EXERCISE AIM: Find how many lines of the following entries contain "Tazewell". Reply with the number alone.

[[ DATA EXTRACT open ]]

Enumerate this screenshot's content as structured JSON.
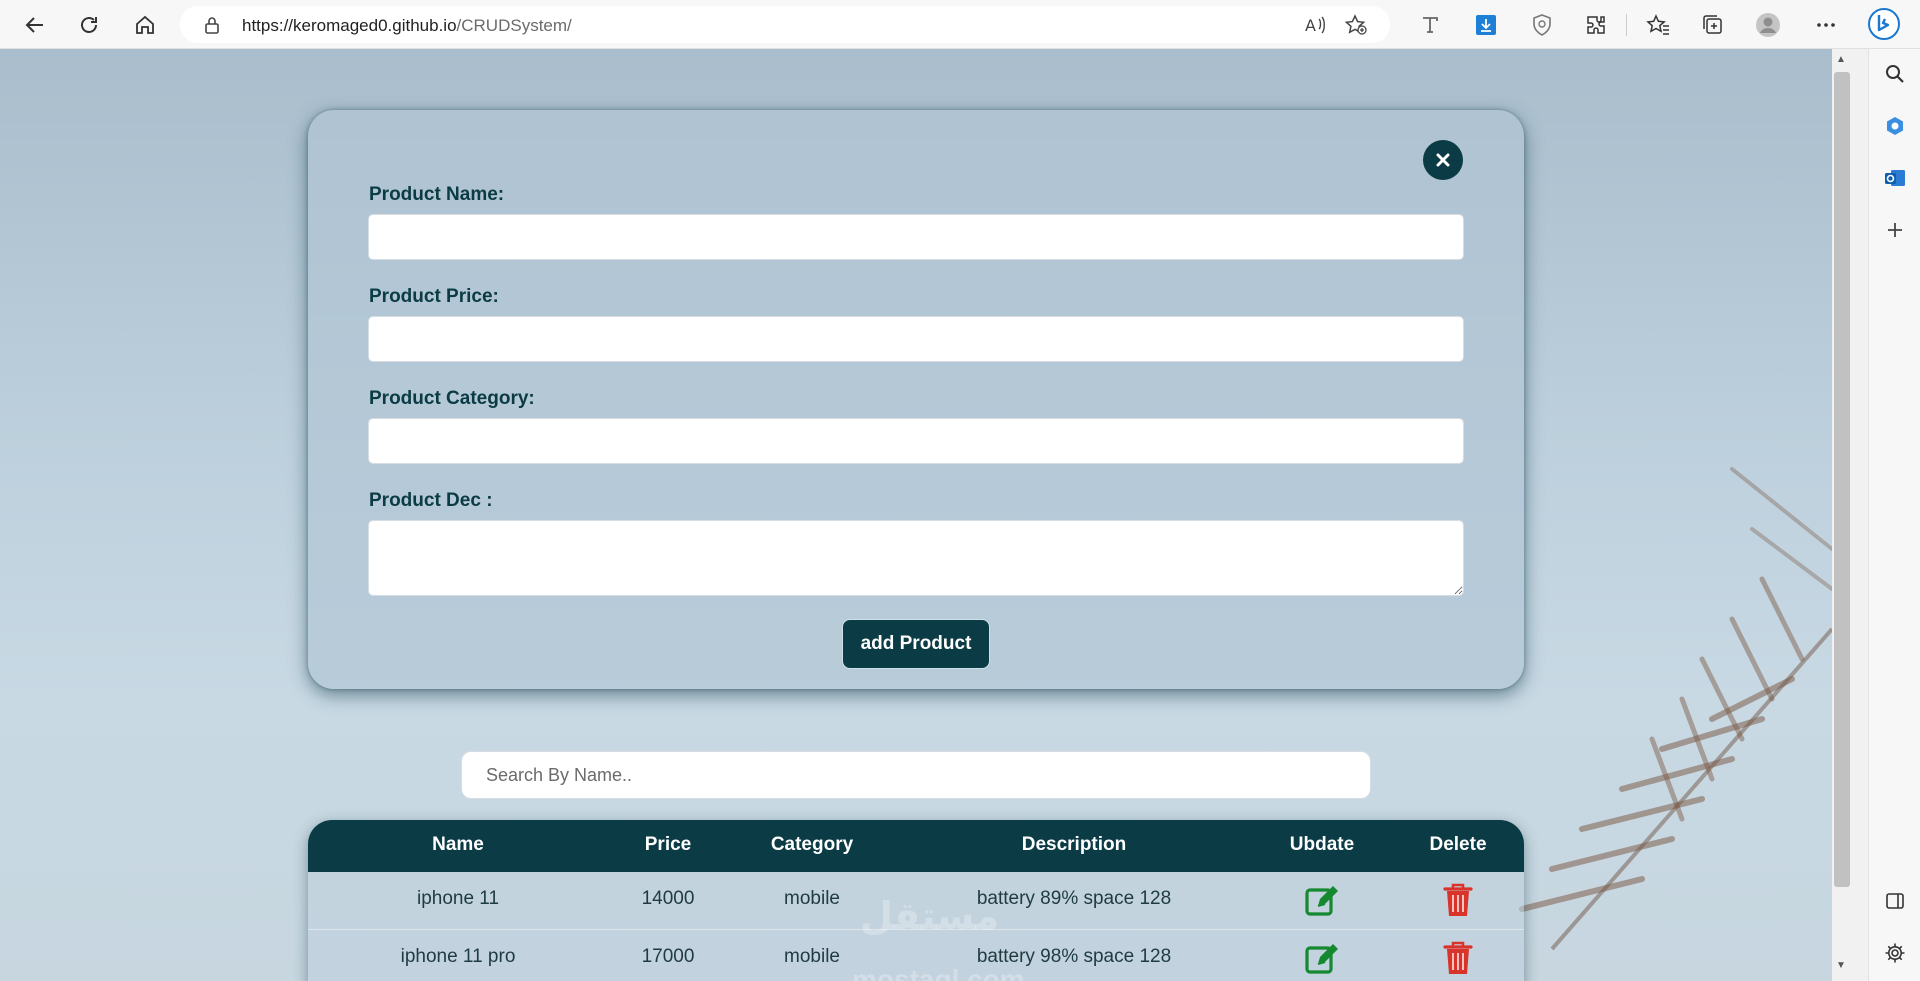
{
  "browser": {
    "url_host": "https://keromaged0.github.io",
    "url_path": "/CRUDSystem/"
  },
  "form": {
    "name_label": "Product Name:",
    "price_label": "Product Price:",
    "category_label": "Product Category:",
    "desc_label": "Product Dec :",
    "name_value": "",
    "price_value": "",
    "category_value": "",
    "desc_value": "",
    "add_label": "add Product"
  },
  "search": {
    "placeholder": "Search By Name.."
  },
  "table": {
    "headers": [
      "Name",
      "Price",
      "Category",
      "Description",
      "Ubdate",
      "Delete"
    ],
    "rows": [
      {
        "name": "iphone 11",
        "price": "14000",
        "category": "mobile",
        "description": "battery 89% space 128"
      },
      {
        "name": "iphone 11 pro",
        "price": "17000",
        "category": "mobile",
        "description": "battery 98% space 128"
      }
    ]
  },
  "watermark": {
    "arabic": "مستقل",
    "latin": "mostaql.com"
  },
  "colors": {
    "accent": "#0b3b44",
    "update_icon": "#14892f",
    "delete_icon": "#d9342b"
  },
  "icons": {
    "back": "back-arrow-icon",
    "refresh": "refresh-icon",
    "home": "home-icon",
    "close": "close-icon",
    "update": "edit-icon",
    "delete": "trash-icon"
  }
}
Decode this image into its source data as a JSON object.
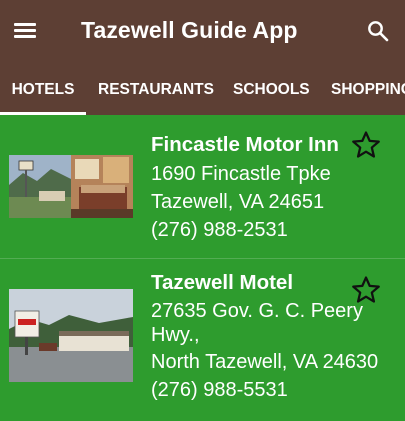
{
  "app": {
    "title": "Tazewell Guide App"
  },
  "colors": {
    "appbar": "#5d3f34",
    "list_background": "#2e9c2e",
    "text": "#ffffff"
  },
  "icons": {
    "menu": "menu-icon",
    "search": "search-icon",
    "favorite": "star-outline-icon"
  },
  "tabs": [
    {
      "label": "HOTELS",
      "selected": true
    },
    {
      "label": "RESTAURANTS",
      "selected": false
    },
    {
      "label": "SCHOOLS",
      "selected": false
    },
    {
      "label": "SHOPPING",
      "selected": false
    }
  ],
  "listings": [
    {
      "name": "Fincastle Motor Inn",
      "address_line1": "1690 Fincastle Tpke",
      "address_line2": "Tazewell, VA 24651",
      "phone": "(276) 988-2531"
    },
    {
      "name": "Tazewell Motel",
      "address_line1": "27635 Gov. G. C. Peery",
      "address_line1b": "Hwy.,",
      "address_line2": "North Tazewell, VA 24630",
      "phone": "(276) 988-5531"
    }
  ]
}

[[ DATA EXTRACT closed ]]

SOLUTION: 4